A clinical investigation into the benefits of using charge codes in perioperative and critical care epidemiology: A retrospective cohort database study
Julien Cobert1, Alan R Ellis2, Vijay Krishnamoorthy1, Sharon L McCartney1, Brian H Nathanson3, Mihaela S Stefan4, Peter Lindenauer4, Karthik Raghunathan5
1 Department of Anesthesiology, Duke University Medical Center, Durham, USA
2 Department of Social Work, North Carolina State University, Raleigh, NC, USA
3 Optistatim LLC, 25 Willow Circle, Longmeadow, MA 01106, USA
4 Department of Medicine, Institute for Healthcare Delivery and Population Science, University of Massachusetts Medical School, Baystate, Springfield, MA, USA
5 Department of Anesthesiology, Duke University Medical Center; Anesthesiology Service, Durham VA Medical Center, Durham, USA
Dr. Karthik Raghunathan
Anesthesiology Service, Durham VA Medical Center, 508 Fulton St. Durham, NC 27705
Source of Support: None, Conflict of Interest: None
Context: Epidemiologic studies in critical care routinely rely on the codes listed in International Classification of Diseases (ICD) manuals which are primarily intended for reimbursement of claims to payers. Standardized billing codes may minimize the measurement error when used in conjunction with ICD codes.
Aims: The aim was to examine the impact of using charge codes in addition to ICD codes for ascertaining two common procedures in surgical intensive care unit (ICU) settings: hemodialysis (HD) and red blood cell (RBC) transfusions.
Settings and Design: This was a retrospective cohort study of Premier Inc. Database.

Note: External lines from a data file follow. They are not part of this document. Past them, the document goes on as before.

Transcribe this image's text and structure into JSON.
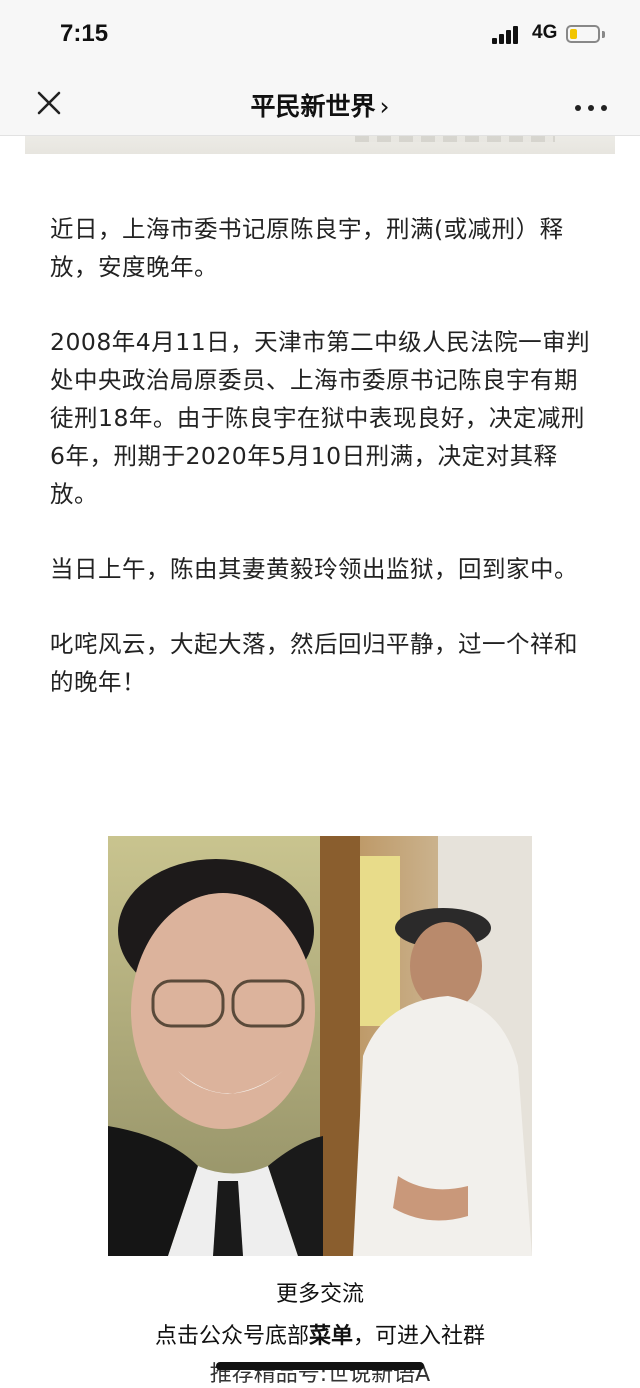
{
  "status_bar": {
    "time": "7:15",
    "network": "4G",
    "battery_level": 0.25,
    "battery_color": "#f2c500"
  },
  "nav": {
    "close_icon": "close-icon",
    "title": "平民新世界",
    "chevron": "›",
    "more_icon": "more-dots-icon"
  },
  "article": {
    "paragraphs": [
      "近日，上海市委书记原陈良宇，刑满(或减刑）释放，安度晚年。",
      "2008年4月11日，天津市第二中级人民法院一审判处中央政治局原委员、上海市委原书记陈良宇有期徒刑18年。由于陈良宇在狱中表现良好，决定减刑6年，刑期于2020年5月10日刑满，决定对其释放。",
      "当日上午，陈由其妻黄毅玲领出监狱，回到家中。",
      "叱咤风云，大起大落，然后回归平静，过一个祥和的晚年！"
    ]
  },
  "footer": {
    "line1": "更多交流",
    "line2_prefix": "点击公众号底部",
    "line2_bold": "菜单",
    "line2_suffix": "，可进入社群",
    "line3": "推荐精品号:世说新语A"
  }
}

Subjects and Methods: Elective surgical patients aged >18 years treated in the ICU postoperatively were included in this study. This includes the ascertainment of HD and RBC transfusions in the population using a standard “ICD code” versus an “either ICD code or charge code” approach.
Statistical Analysis Used: Descriptive analysis using t-tests, Chi-square tests as appropriate was used.
Results: A total of 40,357 patients were identified as having undergone elective surgery, followed by admission to an ICU across 520 US hospitals. The use of “ICD codes only” uniformly underestimated rates of HD or RBC transfusions when compared to “Charge Codes only” and “ICD Codes or Charge Codes” (% increase of 15.4%–45.6% and 50.8%–93.1%, respectively). Differences varied with specific surgical populations studied. Patients identified using the “ICD code” approach had more comorbidities, were more likely to be female, and more likely to be Medicare beneficiaries.
Conclusions: Epidemiologic studies in critical care should consider using multiple independent data sources to improve ascertainment of common critical care interventions.